Care cost cap ‘may be set too high to help’

The Sunday Telegraph - - News - By Laura Don­nelly

MIN­IS­TERS have been urged not to set a cap on care costs which is so high that it fails to help al­most all of those in need.

Theresa May is ex­pected to pub­lish a green pa­per on so­cial care be­fore Christ­mas, which will set out op­tions about how to fund care of the el­derly.

The is­sue nearly cost the Con­ser­va­tives the last elec­tion, when their pro­pos­als were branded a “de­men­tia tax”.

Un­der those plans, pen­sion­ers’ as­sets – down to the last £100,000 – would be used to fund care whether or not they were still liv­ing in their homes.

Amid a grow­ing back­lash, Mrs May last year said the deal would in­clude a cap on costs, with no one hav­ing to pay more than £72,000. How­ever, the plan was shelved, amid prom­ises to pub­lish a green pa­per – which has been re­peat­edly de­layed – to ex­plore the op­tions.

Yes­ter­day char­i­ties for the el­derly raised fears that fu­ture pro­pos­als could be even worse than those which were aban­doned – and could help as few as one in 20 of those in need of care.

Cal­cu­la­tions for the Alzheimer’s So- ci­ety sug­gest that cap­ping total costs at £72,000 would only af­fect seven per cent of those who re­ceive care.

And a higher thresh­old of £80,000 would mean just five per cent of pen­sion­ers re­ceiv­ing care would get help, while just two per cent would get help if it rose as high as £100,000, the es­ti­mates by an­a­lysts LaingBuis­son show.

The av­er­age res­i­dent of a care home spends two and a half years there, with an­nual costs of £30,000 to £40,000.

Matt Han­cock, the Health Sec­re­tary, has in­di­cated his in­ter­est in new mod­els of fund­ing – in­clud­ing ei­ther a vol­un­tary or com­pul­sory sys­tem of in­sur­ance for those of work­ing age.

Such a sys­tem could cover all care costs, but would be more likely to cap them at a cer­tain level.

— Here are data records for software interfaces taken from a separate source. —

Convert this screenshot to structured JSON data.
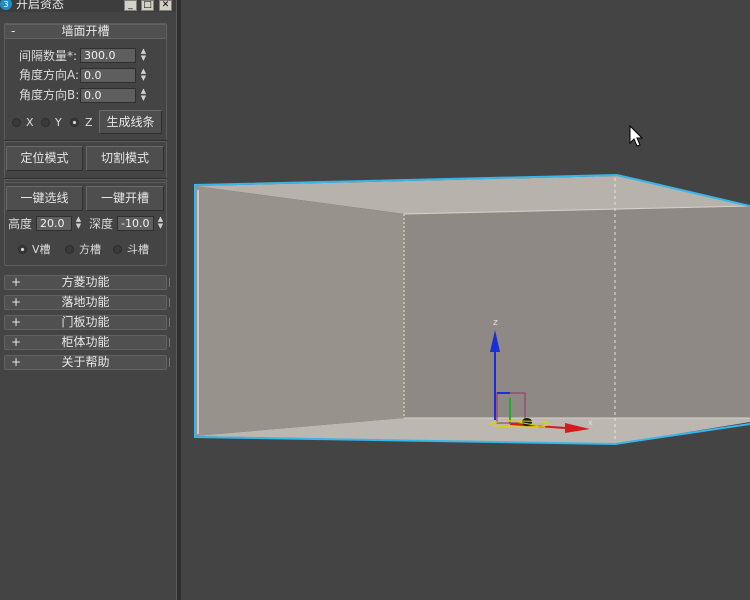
{
  "window": {
    "title": "开启资态"
  },
  "wall_slot": {
    "header_sign": "-",
    "header_label": "墙面开槽",
    "spacing_label": "间隔数量*:",
    "spacing_value": "300.0",
    "angle_a_label": "角度方向A:",
    "angle_a_value": "0.0",
    "angle_b_label": "角度方向B:",
    "angle_b_value": "0.0",
    "axis_x": "X",
    "axis_y": "Y",
    "axis_z": "Z",
    "axis_selected": "Z",
    "generate_lines_btn": "生成线条",
    "locate_mode_btn": "定位模式",
    "cut_mode_btn": "切割模式",
    "select_lines_btn": "一键选线",
    "open_slot_btn": "一键开槽",
    "height_label": "高度",
    "height_value": "20.0",
    "depth_label": "深度",
    "depth_value": "-10.0",
    "slot_v": "V槽",
    "slot_square": "方槽",
    "slot_bucket": "斗槽",
    "slot_selected": "V槽"
  },
  "rollouts": [
    {
      "sign": "+",
      "label": "方菱功能"
    },
    {
      "sign": "+",
      "label": "落地功能"
    },
    {
      "sign": "+",
      "label": "门板功能"
    },
    {
      "sign": "+",
      "label": "柜体功能"
    },
    {
      "sign": "+",
      "label": "关于帮助"
    }
  ],
  "gizmo": {
    "axis_z": "z",
    "axis_x": "x"
  },
  "colors": {
    "viewport_bg": "#444444",
    "selection_outline": "#37b6ea",
    "box_fill": "#8f8a86",
    "gizmo_z": "#1b2fd6",
    "gizmo_x": "#d61b1b",
    "gizmo_y": "#1bb01b"
  },
  "icons": {
    "title_logo": "3ds-max-logo-icon",
    "cursor": "mouse-pointer-icon"
  }
}
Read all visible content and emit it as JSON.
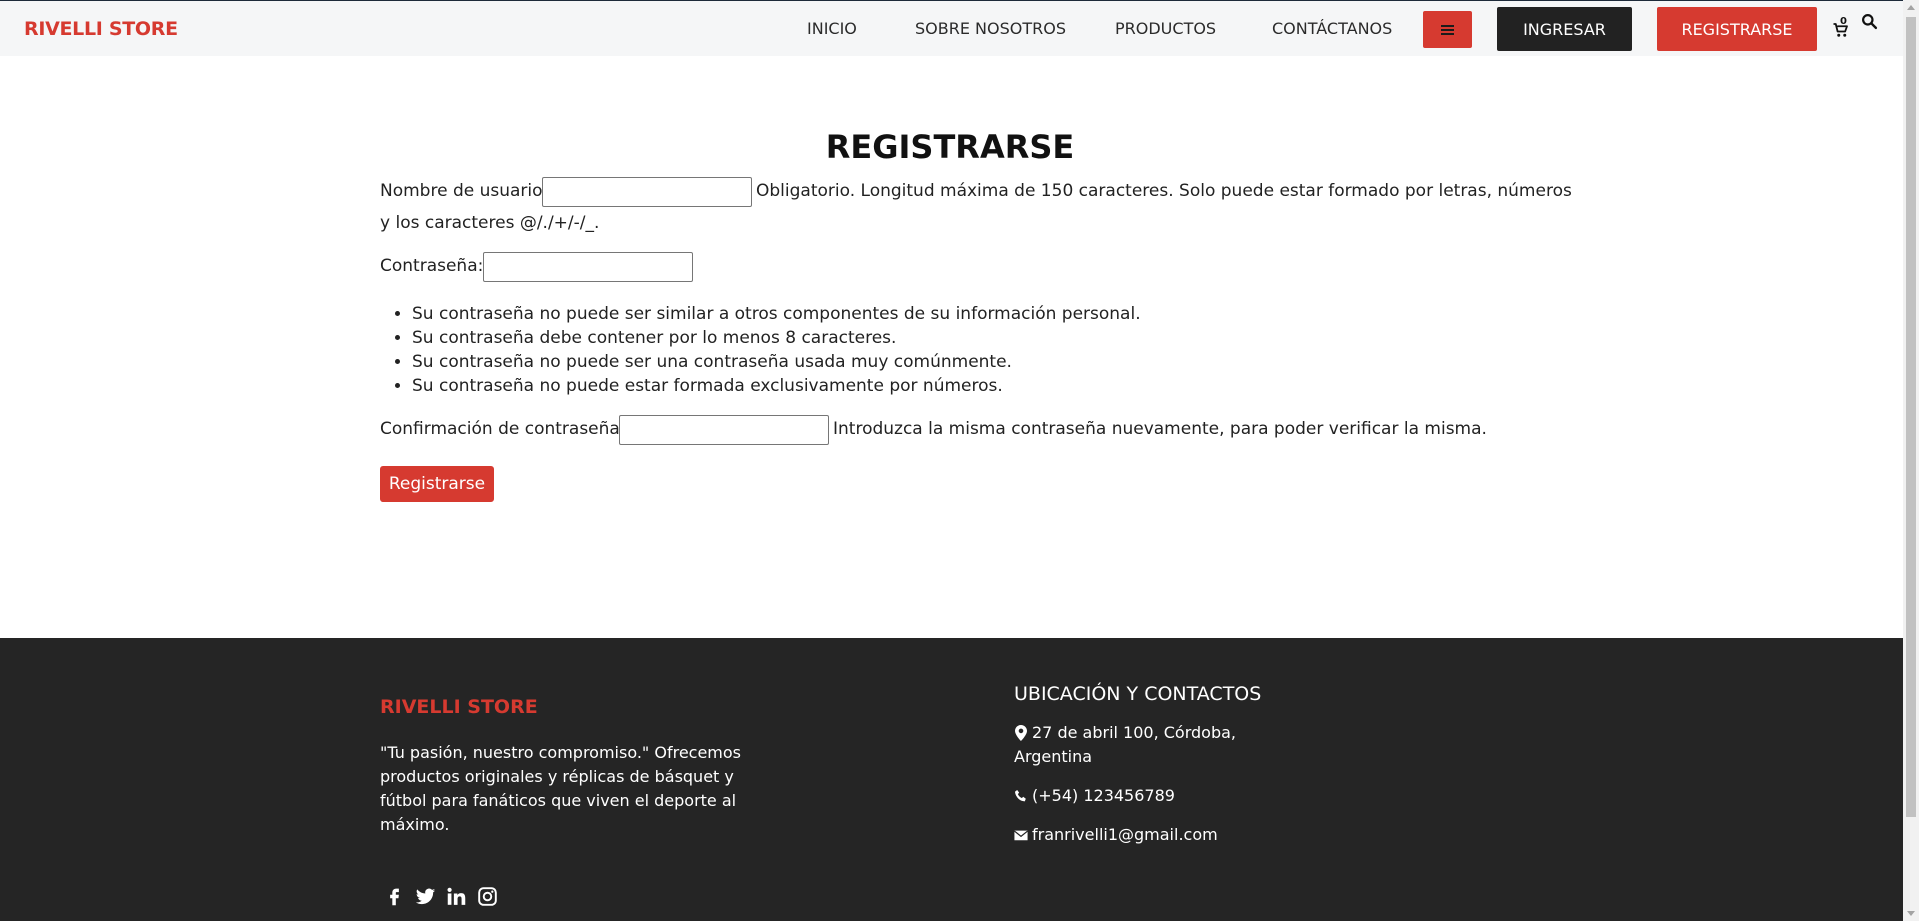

The green pa­per – likely to be pub­lished the week be­fore Christ­mas – is likely to pro­pose a cap, but de­fer set­ting a spe­cific level.

The Alzheimer’s So­ci­ety said any ceil­ing on costs needed to be lower than £72,000 if it was to make a real dif­fer­ence. Jeremy Hughes, the char­ity’s chief, said: “If they sug­gest a cap on care costs higher than the £72k pro­posal, it will leave peo­ple with de­men­tia hung out to dry.”

Newspapers in English

Newspapers from UK

© PressReader. All rights reserved.